Everything inspires me. I've been called eclectic by many and I believe it to be true. The only thing I am all-consumed by is creativity. Beyond that, anything can give me inspiration. I think if I had to narrow it down to a tangible answer, it would be safe to say that music is a very big influence on me. In order for me to see something in my mind, I also have to entertain my other senses to a certain degree. Filling my ears with sound helps me depart to that creative plane. Jimmy Hendrix is a big influence, as well as John Singer Sargent.
For the Age of Edanna specifically, I was inspired by the rainforests of Borneo and the South Pacific. I haven't seen nature portrayed very well in many visual creative endeavors, and I really wanted to try and tackle this from a unique direction. I am enamored by big plants that can consume you, not literally but physically; large palm leaves, ferns that grow 20 feet into the air. This stuff, to me, is a video game just waiting to happen; and I wanted to make it happen. Our team pulled it off very well.
Could you describe the process you go through to develop a game's look?
The first thing I need for this process is some foundation. It could be one word or an entire paragraph, but I need some type of direction. I could just start drawing, but at that point it is just too random, and I would gravitate toward the things I am most familiar drawing. Once I have an idea of where to start, I blast out as many drawings as I possibly can. I also gather reference at this stage, looking for things to get my mind working on the problem.
These drawings are scrutinized, the best pieces of them moving on to the second drawing phase, which is the readdressing of the problem. Here, I take my time to carefully figure out what I want, what I like and want to leave out. Sometimes I will scrap an idea altogether because what little there was to begin with has now flourished into something bigger and better.
I give the early phase drawings to the modeler.
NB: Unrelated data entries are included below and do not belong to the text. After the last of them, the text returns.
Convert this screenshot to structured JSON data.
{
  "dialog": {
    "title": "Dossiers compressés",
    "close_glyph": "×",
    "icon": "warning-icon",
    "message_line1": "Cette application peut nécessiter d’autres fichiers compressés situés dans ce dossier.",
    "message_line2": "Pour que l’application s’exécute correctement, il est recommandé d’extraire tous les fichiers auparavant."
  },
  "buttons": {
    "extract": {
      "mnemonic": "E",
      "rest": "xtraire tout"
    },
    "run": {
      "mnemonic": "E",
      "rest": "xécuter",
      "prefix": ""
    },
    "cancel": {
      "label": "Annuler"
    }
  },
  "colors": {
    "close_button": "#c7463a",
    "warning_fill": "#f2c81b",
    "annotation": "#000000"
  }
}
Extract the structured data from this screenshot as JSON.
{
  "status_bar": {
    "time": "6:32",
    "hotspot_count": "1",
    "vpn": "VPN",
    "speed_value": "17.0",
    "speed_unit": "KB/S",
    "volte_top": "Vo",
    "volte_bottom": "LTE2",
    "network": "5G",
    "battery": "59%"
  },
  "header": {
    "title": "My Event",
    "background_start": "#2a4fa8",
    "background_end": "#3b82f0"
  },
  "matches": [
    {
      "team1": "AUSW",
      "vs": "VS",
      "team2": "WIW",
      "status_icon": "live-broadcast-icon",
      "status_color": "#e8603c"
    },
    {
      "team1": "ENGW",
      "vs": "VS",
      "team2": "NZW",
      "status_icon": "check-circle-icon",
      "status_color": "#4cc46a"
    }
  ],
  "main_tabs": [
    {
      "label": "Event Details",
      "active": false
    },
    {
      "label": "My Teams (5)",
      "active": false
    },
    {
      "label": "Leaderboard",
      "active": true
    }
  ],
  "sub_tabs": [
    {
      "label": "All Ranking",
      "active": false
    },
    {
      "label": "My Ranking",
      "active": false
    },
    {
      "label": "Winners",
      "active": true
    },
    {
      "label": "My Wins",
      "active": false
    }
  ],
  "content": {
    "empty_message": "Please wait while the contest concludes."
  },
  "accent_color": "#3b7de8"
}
He will come up with rough shapes, and from there we can better see what is going to work and what is not from an aesthetic and technical stand point. From the primitive, I then make tighter, more complete drawings, this time including color and texture. Finally, the more refined model is moved on to the texture artist who uses the color drawing as a basis to start from to design the textures. I usually give the texture artist plenty of freedom to redefine the textures if they see the need for it. We all look at the finished product together and determine if there are any other changes that need to be made.
From a design point of view, what is the most challenging part of your job?
Coming up with ideas is the most challenging thing for me. Especially when we are under such a tight deadline. I really would like to have had another year on the pre-production side of things. I think I began a lot of really solid ideas, but I didn't get a chance to go through a serious ideation phase with them. To me, these concepts are only half of what they could have been. But, as a designer, one thing I have to become battle hardened with is the fact that not everything produced is going to be the absolute best in my mind. I used to let things dwell with me, but I've been doing a good job of letting that go. Time… please give me the gift of more time, and I would be a happy camper.
When you work on a big project like Myst III: Exile how many people work on the graphics for each age? How is work broken up and assigned?
For Exile we had five Ages—one designer to each Age. Each Age was then assigned one modeler, one texture artist and one animator. In the case of Edanna though, I had two modelers to get everything underway. Two things that were a challenge to my team: organic modeling, and lots of diverse terrain moving you in every possible direction, not just horizontally. My modelers are very thankful this game is almost complete.
Now that you are in the final stage of development with Myst III: Exile, what are your plans for the future?
The future? Another game. We have a title in the works right now for Microsoft's X-Box that is going to be great fun. I am also interested in getting back to illustrating a bit more again.